╭─ Data for analysis

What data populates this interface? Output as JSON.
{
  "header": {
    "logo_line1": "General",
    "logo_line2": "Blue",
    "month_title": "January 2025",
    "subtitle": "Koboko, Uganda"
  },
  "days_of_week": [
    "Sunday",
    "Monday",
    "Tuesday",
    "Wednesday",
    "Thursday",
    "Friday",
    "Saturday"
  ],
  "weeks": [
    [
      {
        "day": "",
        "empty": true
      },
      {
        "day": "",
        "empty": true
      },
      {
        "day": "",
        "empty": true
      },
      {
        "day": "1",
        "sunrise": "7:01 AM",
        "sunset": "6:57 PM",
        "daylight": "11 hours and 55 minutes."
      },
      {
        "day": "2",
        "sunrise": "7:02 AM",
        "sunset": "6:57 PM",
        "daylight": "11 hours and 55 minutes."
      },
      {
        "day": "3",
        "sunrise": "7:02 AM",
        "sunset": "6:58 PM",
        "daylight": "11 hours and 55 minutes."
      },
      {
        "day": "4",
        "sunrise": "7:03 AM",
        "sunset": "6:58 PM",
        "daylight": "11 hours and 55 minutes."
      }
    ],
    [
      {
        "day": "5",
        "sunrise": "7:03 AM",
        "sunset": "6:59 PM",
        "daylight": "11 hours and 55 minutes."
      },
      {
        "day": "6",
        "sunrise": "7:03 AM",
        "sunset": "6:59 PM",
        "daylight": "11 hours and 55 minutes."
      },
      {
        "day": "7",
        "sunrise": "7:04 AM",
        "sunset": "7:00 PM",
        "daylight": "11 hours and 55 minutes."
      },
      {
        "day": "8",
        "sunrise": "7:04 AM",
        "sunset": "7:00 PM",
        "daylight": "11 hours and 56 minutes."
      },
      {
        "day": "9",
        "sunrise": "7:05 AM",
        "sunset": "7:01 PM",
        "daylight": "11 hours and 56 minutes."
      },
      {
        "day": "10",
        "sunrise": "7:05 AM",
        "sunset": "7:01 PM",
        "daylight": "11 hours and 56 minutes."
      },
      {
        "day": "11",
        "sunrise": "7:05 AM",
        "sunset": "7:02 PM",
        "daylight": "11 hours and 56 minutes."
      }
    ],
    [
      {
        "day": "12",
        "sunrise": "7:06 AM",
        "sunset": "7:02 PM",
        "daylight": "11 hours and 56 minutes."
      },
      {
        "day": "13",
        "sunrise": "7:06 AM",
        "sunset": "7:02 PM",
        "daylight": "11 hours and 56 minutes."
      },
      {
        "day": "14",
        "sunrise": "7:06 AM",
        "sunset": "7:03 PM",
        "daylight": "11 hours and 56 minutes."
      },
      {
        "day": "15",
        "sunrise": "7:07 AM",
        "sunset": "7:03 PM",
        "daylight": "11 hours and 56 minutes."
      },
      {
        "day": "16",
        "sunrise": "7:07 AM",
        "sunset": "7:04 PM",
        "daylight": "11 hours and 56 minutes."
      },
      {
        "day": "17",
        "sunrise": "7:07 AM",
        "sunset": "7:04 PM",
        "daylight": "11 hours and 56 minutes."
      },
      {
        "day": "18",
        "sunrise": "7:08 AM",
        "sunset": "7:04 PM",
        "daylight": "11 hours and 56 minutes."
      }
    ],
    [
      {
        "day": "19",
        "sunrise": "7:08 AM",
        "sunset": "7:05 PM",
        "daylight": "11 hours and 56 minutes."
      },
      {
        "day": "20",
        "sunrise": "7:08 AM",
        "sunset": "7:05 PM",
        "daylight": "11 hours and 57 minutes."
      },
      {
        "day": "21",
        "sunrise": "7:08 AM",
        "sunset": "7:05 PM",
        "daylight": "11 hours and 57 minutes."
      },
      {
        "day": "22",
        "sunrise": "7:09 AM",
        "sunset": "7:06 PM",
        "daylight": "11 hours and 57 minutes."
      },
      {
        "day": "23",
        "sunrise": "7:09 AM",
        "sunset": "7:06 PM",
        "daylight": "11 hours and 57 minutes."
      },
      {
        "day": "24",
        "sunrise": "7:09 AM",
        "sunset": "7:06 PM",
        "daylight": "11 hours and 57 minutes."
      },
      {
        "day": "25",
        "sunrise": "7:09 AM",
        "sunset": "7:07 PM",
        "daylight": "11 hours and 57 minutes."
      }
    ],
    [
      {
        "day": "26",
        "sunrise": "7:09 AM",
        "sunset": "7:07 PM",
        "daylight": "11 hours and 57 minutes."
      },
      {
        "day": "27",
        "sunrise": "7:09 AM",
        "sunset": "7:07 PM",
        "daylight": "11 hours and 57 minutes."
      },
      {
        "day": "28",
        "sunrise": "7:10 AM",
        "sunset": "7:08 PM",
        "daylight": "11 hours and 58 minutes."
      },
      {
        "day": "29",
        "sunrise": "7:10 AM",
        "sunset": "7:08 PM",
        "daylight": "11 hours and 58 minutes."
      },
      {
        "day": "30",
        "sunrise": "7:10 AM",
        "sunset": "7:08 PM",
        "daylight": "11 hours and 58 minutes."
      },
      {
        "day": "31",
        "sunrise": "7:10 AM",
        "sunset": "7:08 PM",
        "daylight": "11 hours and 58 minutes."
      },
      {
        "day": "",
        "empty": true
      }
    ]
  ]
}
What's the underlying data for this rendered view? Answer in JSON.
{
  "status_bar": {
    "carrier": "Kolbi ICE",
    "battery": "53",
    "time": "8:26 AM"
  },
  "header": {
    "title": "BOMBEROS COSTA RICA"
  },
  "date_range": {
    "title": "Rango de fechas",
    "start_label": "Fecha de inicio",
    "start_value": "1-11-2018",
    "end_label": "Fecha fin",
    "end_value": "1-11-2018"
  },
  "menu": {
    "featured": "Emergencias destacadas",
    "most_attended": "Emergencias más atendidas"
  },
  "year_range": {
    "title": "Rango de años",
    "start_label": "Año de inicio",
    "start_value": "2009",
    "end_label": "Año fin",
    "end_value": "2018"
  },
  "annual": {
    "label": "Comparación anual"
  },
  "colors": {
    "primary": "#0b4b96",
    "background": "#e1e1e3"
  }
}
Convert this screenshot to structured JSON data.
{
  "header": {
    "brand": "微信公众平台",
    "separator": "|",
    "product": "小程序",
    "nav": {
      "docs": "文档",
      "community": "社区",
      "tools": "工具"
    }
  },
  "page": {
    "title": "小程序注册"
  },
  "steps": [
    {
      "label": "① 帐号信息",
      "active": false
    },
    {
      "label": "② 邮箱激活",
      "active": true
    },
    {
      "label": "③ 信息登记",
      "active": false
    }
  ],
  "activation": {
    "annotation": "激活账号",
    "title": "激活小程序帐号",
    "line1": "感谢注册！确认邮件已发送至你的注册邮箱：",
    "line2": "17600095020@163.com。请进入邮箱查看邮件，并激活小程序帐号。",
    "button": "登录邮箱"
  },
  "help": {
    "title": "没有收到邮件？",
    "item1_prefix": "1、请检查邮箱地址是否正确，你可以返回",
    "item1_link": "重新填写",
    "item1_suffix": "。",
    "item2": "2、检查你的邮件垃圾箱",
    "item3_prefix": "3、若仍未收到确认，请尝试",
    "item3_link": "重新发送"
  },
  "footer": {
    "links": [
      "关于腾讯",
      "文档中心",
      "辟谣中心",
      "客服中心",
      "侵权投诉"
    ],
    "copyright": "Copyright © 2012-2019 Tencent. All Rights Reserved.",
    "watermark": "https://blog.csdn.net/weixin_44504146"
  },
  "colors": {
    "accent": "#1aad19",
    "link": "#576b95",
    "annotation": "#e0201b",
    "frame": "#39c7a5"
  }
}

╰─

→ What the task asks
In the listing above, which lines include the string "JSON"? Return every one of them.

→ Your solution
What data populates this interface? Output as JSON.
What's the underlying data for this rendered view? Answer in JSON.
Convert this screenshot to structured JSON data.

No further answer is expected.